VICTORIA -- People in a Saanich neighbourhood known for its Halloween fun are telling visitors to stay home this year because of the COVID-19 pandemic.
South Valley Drive has become a destination for families, with fully decorated homes seeing hundreds of trick-or-treaters every year. Resident Moira McLean says due to physical distancing and small group requirements, people are better off in their own neighbourhoods this October.
“We're asking this year that if you don't live in this area, if you can't walk here, don't come here please,” she said.
McLean doesn’t want to spoil the party. “We love Halloween,” said the mother of twin boys. For more than a decade they’ve invited hundreds of trick-or-treaters to the door each Halloween. She’s already purchased a supply of candy and plans on hand-delivering individual bags to kids in the neighbourhood.
Elsewhere in Saanich, COVID-19 has caused the cancellation of an annual fright-fest. Peter Lyons has been transforming his home into a haunted house for 12 years.

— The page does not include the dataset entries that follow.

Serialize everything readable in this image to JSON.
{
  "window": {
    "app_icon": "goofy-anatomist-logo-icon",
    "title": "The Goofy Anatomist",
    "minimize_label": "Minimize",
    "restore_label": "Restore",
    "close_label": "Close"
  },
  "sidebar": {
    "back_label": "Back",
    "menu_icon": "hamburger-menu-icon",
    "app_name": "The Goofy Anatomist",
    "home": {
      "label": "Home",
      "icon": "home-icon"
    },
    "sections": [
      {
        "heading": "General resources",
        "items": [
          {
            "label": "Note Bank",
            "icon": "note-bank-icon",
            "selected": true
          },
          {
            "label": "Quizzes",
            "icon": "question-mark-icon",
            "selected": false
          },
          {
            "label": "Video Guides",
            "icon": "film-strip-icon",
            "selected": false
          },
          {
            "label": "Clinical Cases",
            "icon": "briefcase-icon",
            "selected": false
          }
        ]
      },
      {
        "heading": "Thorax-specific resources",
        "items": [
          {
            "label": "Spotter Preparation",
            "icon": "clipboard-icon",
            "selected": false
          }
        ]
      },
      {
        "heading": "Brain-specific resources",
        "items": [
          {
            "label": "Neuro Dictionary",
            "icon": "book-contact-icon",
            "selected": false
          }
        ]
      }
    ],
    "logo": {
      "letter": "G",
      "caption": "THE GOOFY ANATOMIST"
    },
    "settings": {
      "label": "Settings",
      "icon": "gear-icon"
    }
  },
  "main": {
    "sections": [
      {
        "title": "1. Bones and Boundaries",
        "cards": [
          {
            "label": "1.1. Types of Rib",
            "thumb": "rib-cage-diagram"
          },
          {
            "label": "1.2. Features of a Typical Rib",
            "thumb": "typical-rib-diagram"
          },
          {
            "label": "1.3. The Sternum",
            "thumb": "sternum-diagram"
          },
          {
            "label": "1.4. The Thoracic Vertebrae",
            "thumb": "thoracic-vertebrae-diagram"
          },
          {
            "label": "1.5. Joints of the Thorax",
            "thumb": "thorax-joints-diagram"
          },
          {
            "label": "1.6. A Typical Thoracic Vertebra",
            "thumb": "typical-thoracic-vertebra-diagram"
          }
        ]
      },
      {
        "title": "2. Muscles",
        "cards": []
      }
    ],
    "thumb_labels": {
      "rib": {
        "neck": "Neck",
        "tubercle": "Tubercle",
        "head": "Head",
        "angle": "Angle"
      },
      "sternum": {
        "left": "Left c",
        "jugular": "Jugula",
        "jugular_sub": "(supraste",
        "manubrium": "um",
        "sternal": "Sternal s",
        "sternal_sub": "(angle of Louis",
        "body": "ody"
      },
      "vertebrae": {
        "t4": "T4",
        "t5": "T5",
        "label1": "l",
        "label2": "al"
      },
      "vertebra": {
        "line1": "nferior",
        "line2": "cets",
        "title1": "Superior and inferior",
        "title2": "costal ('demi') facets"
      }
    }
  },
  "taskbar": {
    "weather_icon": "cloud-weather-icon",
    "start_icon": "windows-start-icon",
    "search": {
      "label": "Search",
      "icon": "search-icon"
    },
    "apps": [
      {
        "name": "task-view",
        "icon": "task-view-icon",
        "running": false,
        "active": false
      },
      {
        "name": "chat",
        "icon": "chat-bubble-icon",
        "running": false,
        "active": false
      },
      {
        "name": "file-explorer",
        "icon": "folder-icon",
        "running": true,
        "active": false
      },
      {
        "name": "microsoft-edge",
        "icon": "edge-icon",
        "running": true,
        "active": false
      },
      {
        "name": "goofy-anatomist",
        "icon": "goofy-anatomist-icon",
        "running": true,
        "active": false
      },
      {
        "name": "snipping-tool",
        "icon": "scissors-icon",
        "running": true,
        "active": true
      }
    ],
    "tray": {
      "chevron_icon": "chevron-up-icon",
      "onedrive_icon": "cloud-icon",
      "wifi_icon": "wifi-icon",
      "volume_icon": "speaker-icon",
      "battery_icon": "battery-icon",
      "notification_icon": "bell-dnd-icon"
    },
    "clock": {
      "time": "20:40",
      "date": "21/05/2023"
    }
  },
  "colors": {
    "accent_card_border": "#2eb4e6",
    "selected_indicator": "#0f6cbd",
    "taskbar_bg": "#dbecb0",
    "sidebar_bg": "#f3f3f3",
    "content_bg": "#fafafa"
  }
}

Last year, he converted his property into a mock version of the Bates Motel, called Morbid Motel. He says 930 people visited on Halloween, raising more than $1,400 in donations for the Umbrella Society, which helps people suffering from addiction and mental health issues.
Last year’s spooky spectacle featured live actors, handmade sets, animatronics and was visited by more people than ever before. Curiosity is high again this year.
“All the kids in the neighbourhood are rolling by on their bikes saying ‘Are you open? What's the deal? What are you building this year?’”
Lyons already has an impressive display on his lawn, which by his standards is modest. But, in the interest of keeping crowds down this year, he won’t be handing out candy.
Langford’s Westhills neighbourhood is a Halloween hotspot and people there expect it to be busy. How the community plans to safely fill their treat bags this year remains a mystery, however.
John Cobb looks forward to the steady train of ghouls and goblins he sees at his door each year. “I suppose I could just pitch it down to them and they could stand at the bottom of the stairs,” said the 81-year-old from Britain.
Provincial health officer Dr. Bonnie Henry says there’s no reason to cancel Halloween as long as you keep your circle small. “It’s just going to look different,” she said.
If you’ve looked ahead on the calendar, you’ll know Halloween falls on a Saturday. It’s also a full moon.
For Peter Lyons, the party – although smaller – will continue.
“Halloween will never die.”